- Opening Delimiter -

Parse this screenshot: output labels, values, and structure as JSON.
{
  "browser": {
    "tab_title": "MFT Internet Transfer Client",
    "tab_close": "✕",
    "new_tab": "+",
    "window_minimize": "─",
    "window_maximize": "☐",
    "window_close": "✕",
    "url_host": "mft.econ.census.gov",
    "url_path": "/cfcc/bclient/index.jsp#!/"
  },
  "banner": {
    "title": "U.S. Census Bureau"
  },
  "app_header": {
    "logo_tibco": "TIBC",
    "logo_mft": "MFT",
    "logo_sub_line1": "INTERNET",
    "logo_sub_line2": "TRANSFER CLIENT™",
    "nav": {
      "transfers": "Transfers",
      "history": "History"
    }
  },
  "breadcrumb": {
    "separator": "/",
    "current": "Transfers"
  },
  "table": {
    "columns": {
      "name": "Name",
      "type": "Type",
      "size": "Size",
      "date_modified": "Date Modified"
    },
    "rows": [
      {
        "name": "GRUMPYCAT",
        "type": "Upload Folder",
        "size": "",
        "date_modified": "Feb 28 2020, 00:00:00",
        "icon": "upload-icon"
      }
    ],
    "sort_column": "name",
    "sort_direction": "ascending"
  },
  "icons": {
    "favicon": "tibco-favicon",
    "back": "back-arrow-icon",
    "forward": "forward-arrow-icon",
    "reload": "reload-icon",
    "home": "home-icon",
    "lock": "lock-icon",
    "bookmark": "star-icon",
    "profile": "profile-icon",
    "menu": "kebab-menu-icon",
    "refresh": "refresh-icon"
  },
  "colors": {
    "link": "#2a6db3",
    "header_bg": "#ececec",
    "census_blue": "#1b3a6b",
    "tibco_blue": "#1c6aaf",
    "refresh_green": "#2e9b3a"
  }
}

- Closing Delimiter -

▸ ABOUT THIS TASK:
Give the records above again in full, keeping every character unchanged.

▸ RESULT:
Parse this screenshot: output labels, values, and structure as JSON.
{
  "browser": {
    "tab_title": "MFT Internet Transfer Client",
    "tab_close": "✕",
    "new_tab": "+",
    "window_minimize": "─",
    "window_maximize": "☐",
    "window_close": "✕",
    "url_host": "mft.econ.census.gov",
    "url_path": "/cfcc/bclient/index.jsp#!/"
  },
  "banner": {
    "title": "U.S. Census Bureau"
  },
  "app_header": {
    "logo_tibco": "TIBC",
    "logo_mft": "MFT",
    "logo_sub_line1": "INTERNET",
    "logo_sub_line2": "TRANSFER CLIENT™",
    "nav": {
      "transfers": "Transfers",
      "history": "History"
    }
  },
  "breadcrumb": {
    "separator": "/",
    "current": "Transfers"
  },
  "table": {
    "columns": {
      "name": "Name",
      "type": "Type",
      "size": "Size",
      "date_modified": "Date Modified"
    },
    "rows": [
      {
        "name": "GRUMPYCAT",
        "type": "Upload Folder",
        "size": "",
        "date_modified": "Feb 28 2020, 00:00:00",
        "icon": "upload-icon"
      }
    ],
    "sort_column": "name",
    "sort_direction": "ascending"
  },
  "icons": {
    "favicon": "tibco-favicon",
    "back": "back-arrow-icon",
    "forward": "forward-arrow-icon",
    "reload": "reload-icon",
    "home": "home-icon",
    "lock": "lock-icon",
    "bookmark": "star-icon",
    "profile": "profile-icon",
    "menu": "kebab-menu-icon",
    "refresh": "refresh-icon"
  },
  "colors": {
    "link": "#2a6db3",
    "header_bg": "#ececec",
    "census_blue": "#1b3a6b",
    "tibco_blue": "#1c6aaf",
    "refresh_green": "#2e9b3a"
  }
}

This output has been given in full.